In August 2012, the Peru, IN police department fired Gregory Martin. Martin immediately appealed his firing and the case went to court. On September 5 2013---more than a year later---the appeals court denied Martin's appeal. It's now official that Martin won't be going back to the Peru, IN police force.

I'm glad this case is finally over and that justice ultimately was served. But this case illustrates why I believe that police unions are a bad idea. In a normal business, you could fire an employee for this kind of overreaction and walk away, confident that the firing would stick. The city of Peru fired Martin and then had to fight multiple battles to ensure that the firing would stick.

This kind of long drawn process gives too much power to the police department, to our civil "servants". It mights it too costly to get rid of bad actors and makes it more likely that the bad actors stick around, causing more problems down the road.

Union defenders claim that the government unions are necessary, to protect employees against abusive employers and managers.
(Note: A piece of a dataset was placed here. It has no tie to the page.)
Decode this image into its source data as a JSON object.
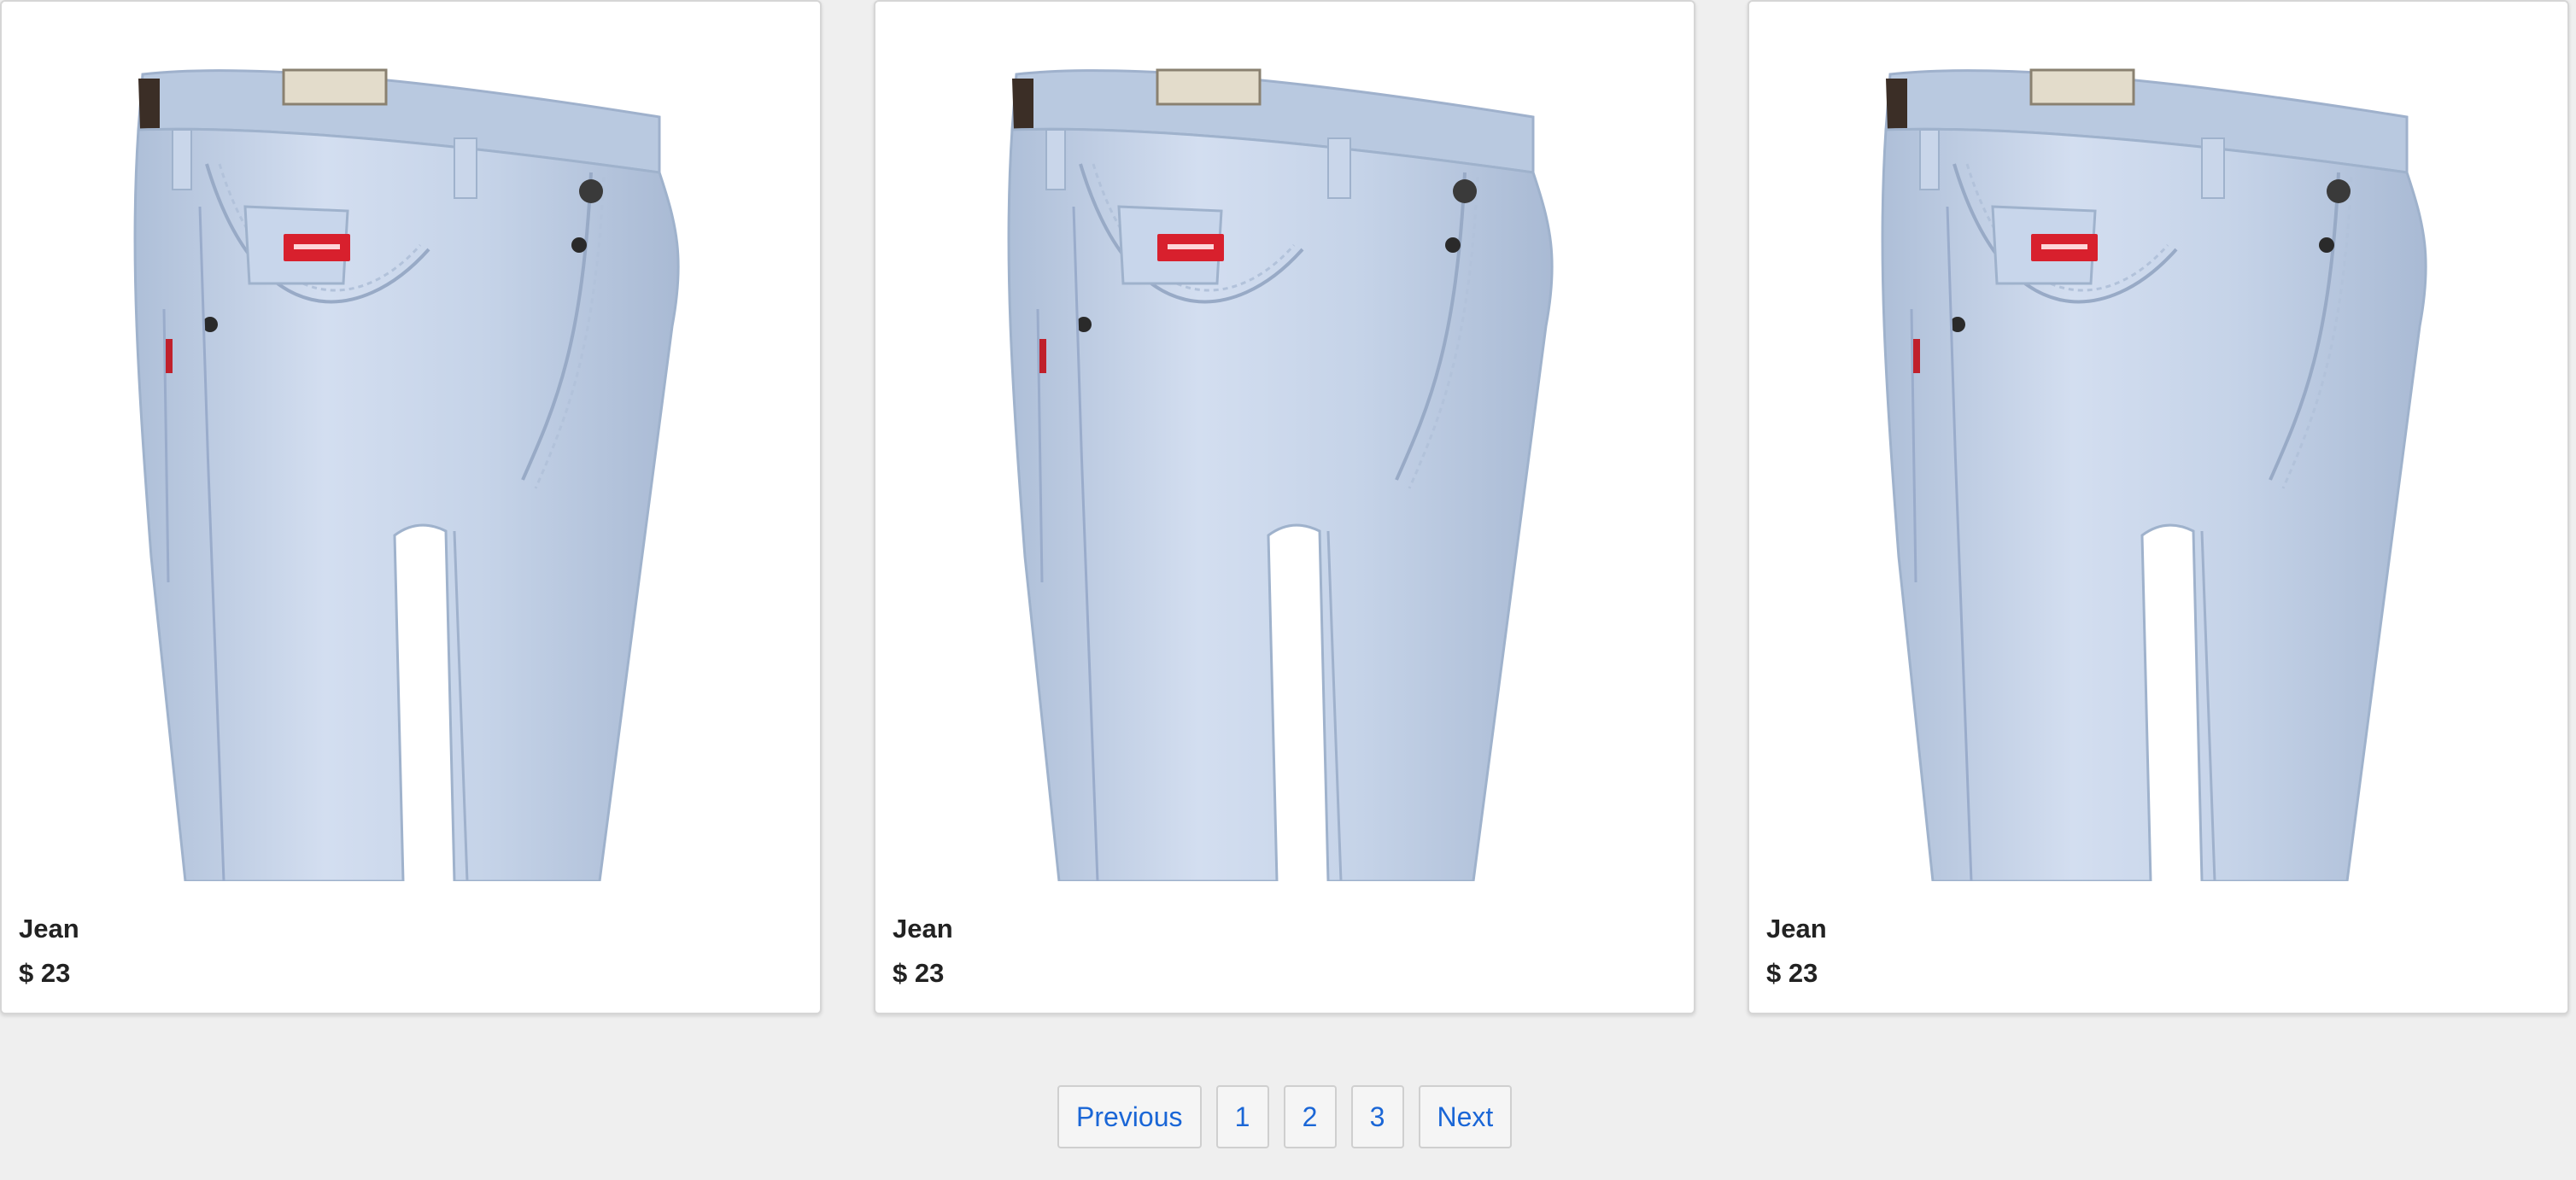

But the city of Peru is ultimately responsible to its citizens. Police who think they are wrongly treated can make their case at the ballot box. They shouldn't be able to use the coercive power of unionization to dictate terms to the citizens who ultimately pay their salaries and employ them.

Jury convicts Minneapolis SWAT team leader for knockout punch →
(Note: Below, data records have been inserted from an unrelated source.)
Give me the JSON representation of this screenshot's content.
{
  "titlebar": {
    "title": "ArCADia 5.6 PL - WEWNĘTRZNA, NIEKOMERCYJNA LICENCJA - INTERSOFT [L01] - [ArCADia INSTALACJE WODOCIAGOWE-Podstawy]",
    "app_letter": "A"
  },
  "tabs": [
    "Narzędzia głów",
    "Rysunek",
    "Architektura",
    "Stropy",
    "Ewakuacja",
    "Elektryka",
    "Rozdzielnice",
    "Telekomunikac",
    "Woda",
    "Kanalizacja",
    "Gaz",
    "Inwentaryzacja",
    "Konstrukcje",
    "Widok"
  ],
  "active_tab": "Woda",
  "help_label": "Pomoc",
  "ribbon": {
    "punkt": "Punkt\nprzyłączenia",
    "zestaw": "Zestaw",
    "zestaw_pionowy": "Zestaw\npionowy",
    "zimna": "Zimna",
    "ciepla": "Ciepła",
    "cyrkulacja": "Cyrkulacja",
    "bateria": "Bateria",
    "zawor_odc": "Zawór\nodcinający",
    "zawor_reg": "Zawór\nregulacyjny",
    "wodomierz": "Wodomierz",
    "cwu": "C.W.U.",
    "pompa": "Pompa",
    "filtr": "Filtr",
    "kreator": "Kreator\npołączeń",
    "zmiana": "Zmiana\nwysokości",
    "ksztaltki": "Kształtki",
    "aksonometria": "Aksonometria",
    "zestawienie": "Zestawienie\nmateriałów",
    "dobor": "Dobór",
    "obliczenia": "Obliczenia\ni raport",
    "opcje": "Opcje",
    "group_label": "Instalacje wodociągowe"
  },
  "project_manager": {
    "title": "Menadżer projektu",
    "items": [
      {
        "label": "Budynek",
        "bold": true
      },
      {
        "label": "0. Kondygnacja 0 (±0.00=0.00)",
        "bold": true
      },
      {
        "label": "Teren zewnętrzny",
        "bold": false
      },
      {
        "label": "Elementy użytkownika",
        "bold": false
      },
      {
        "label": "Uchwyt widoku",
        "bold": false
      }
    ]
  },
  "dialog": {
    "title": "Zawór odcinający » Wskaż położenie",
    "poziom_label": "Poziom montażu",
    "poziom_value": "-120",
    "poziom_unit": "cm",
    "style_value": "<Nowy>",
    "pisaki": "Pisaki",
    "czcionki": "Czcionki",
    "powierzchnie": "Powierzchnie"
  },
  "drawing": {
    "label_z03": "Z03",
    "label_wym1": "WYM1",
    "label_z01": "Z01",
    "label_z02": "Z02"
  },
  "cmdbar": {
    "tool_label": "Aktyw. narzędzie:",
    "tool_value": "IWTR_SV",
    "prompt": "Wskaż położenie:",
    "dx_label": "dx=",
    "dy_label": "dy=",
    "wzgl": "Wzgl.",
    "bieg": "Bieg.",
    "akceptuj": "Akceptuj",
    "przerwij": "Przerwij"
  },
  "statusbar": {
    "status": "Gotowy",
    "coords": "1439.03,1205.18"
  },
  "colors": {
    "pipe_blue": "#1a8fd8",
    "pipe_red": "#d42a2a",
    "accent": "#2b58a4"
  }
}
Last June, I wrote about an office duty Minneapolis policeman, who'd sucker punched a restaurant patron straight into a coma. Joy Powell recently reported, for the Minneapolis Star Tribune, that Sgt. David R. Clifford was convicted for this crime.

Clifford faces a term of seven years under state sentencing guidelines. Two-thirds of that would be served in prison, the rest on supervised release. He was convicted of first- and third-degree assault, both felonies, and fifth-degree misdemeanor assault. Convicted felons are not eligible to hold a Minnesota peace officer license.

“Everyone assumes we’re going to give him a break because he’s a police officer,“ prosecutor Blair Buccicone said. “We treat everyone the same. David Clifford is no different from anybody else.”

This is fantastic news. It's always good to see police held accountable for their crimes. No one should be above the law—especially not the people charged with upholding the laws.

Australian Travel Notes from a Policy Wonk →

From Alex Tabarrok, at Marginal Revolution:

Australia farmers pay for water at market prices. Water rights are traded and government water suppliers have either been privatized or put on a more stand-alone basis so that subsidies are minimized or at least made transparent.

Australia has one of the largest private school sectors in the developed world with some 40% of students in privately-run schools.

Australia has a balanced-budget principle (balanced over the business cycle) which has been effective although perhaps more important has been a widely held aversion to deficits combined with an understanding of sustainability and intergenerational fairness (factors which also played a role in the decision to create private, pre-funded pensions).

If things go badly in the USA, I may have to head for Australia. (The scenery's nice too.)